Autonomy: It’s kind of like “Fuck You Money,” now.
I have a few friends that simply don’t understand the changes Heather and I are exploring. The more we learn, read, watch, and share experiences with people that are on a similar path, the more we want from life. Today.
Listen, I was the king suburban champion just 5 years ago, walking through brand new $750k houses thinking to myself “One day!” Oh the things a big exit could buy. Toured the Aston Martin dealership, got his card. We’re taught to want more, bigger, better, faster. It’s the north star on the path to success. My dreams were big, and it all centered on FUM: “Fuck You Money.”
“Who wants to come with when I rent out Mugello or Misano for a track day with MogoGP bikes at our disposal? Or take the helicopter for lunch in New Orleans?”
What is FUM? Loosely, it’s never having to answer to anyone for anything about anything. You’ve made so much loot that you can do whatever whenever. You “can’t possibly” run out of the fuel of life… money. It affords a lavish and care free life. FUM’S grand appeal to me, in retrospect, was autonomy. Ok, sure, maybe “lavish” was a nice idea, too.
Let’s look at practical autonomy. The kind of autonomy that doesn’t require 80 hour work weeks for decades to build a unicorn.

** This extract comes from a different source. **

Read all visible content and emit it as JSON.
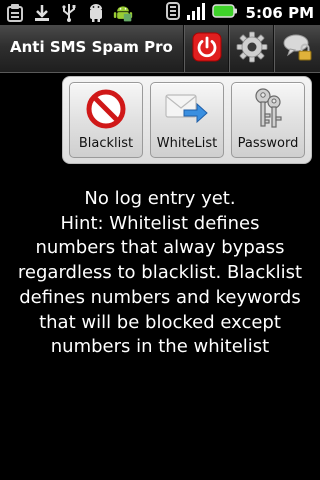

First, both Heather and I have crafted incomes that don’t require us to be in a physical space for any extended period of time. For me, maybe that means a meeting here or there as Epic closes larger and larger customers. Heather’s professional life centers around entertainment and Disney travel planning, so at most it’s a trip to a park or learning up close and personal about a newly remodeled Disney cruise line.
Second, a smaller footprint means that we can live in a smaller space, and if you take that to a logical conclusion, it may eventually mean a mobile scenario, or an even smaller permanent space. Today we live in about 1,650 square feet. In Flower Mound, we had 3,500, our largest ever. The goal is to get to a point that we can live in 350 sq. ft., comfortably. Things, when looking through the lens of autonomy, have a strange way of becoming a tether.
Third, with an intentional footprint as small as we’re aiming for, the income we’ll have will go much, much further as compared to traditional American lifestyles: “The American Dream.” Imagine being able to put 75% to 80% of your income into investments, savings, and “entertainment.” How long before your vision of autonomy becomes reality?
This is the path we’re exploring. We’re not looking for permission, we don’t have employers to ask, or schools to clear it with. We don’t have any of the traditional tethers. What we’re building toward is autonomy. You can do this too… and we’re here to pass on what we’ve learned.